### TASK PROMPT
Go through the entries below and tally the lines holding "lamp"; please reply with the number only.

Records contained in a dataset
......
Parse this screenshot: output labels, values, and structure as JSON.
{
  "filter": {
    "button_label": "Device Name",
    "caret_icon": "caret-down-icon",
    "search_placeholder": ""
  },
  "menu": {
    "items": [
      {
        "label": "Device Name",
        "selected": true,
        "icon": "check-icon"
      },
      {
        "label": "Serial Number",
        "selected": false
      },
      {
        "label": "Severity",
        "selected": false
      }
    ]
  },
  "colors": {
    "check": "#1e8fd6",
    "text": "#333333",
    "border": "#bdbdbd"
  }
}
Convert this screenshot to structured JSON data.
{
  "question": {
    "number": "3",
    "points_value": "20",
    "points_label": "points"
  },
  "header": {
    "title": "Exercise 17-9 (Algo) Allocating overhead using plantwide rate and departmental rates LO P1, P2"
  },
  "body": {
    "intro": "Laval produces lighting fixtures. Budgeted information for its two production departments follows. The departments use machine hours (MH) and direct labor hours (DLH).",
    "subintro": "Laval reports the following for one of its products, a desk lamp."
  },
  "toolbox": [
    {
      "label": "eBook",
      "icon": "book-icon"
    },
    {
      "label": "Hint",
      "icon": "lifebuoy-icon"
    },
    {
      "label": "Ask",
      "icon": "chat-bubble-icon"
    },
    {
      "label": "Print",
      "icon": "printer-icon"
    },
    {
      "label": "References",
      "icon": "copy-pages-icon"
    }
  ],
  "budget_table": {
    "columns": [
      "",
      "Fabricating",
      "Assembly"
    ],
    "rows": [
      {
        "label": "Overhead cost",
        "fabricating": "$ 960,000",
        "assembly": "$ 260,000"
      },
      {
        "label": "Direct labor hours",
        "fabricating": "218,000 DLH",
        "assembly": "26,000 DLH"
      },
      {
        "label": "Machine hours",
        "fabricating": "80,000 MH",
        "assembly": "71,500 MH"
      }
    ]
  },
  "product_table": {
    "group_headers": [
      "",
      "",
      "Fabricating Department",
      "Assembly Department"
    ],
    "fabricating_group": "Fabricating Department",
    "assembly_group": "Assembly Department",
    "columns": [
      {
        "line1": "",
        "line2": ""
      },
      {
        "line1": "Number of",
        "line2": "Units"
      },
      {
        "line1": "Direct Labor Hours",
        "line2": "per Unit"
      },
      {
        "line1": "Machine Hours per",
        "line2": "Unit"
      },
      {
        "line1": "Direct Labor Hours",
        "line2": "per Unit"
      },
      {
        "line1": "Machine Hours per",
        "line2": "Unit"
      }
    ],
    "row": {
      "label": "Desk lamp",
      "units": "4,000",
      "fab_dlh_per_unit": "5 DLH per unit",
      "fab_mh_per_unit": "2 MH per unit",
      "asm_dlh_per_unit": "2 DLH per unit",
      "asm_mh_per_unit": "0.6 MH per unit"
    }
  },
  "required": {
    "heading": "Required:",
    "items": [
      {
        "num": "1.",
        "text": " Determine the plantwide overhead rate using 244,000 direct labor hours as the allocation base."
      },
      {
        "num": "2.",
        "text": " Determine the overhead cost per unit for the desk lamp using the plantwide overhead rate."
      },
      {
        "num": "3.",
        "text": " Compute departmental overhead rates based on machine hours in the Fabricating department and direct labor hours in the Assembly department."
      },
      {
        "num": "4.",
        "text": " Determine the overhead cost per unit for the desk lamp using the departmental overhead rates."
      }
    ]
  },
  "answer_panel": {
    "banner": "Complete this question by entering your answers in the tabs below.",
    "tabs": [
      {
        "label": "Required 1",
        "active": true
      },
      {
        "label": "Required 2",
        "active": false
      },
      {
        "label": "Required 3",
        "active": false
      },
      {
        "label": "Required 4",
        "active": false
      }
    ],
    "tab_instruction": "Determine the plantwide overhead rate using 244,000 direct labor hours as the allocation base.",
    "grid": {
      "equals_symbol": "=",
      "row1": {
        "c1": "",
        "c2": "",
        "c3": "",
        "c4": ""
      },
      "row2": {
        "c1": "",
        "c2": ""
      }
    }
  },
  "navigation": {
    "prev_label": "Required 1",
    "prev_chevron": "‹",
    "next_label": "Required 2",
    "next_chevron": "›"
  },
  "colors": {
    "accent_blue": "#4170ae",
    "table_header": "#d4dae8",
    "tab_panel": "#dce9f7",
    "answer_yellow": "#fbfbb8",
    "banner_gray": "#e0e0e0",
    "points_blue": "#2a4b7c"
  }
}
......
### EXERCISE OUTPUT
4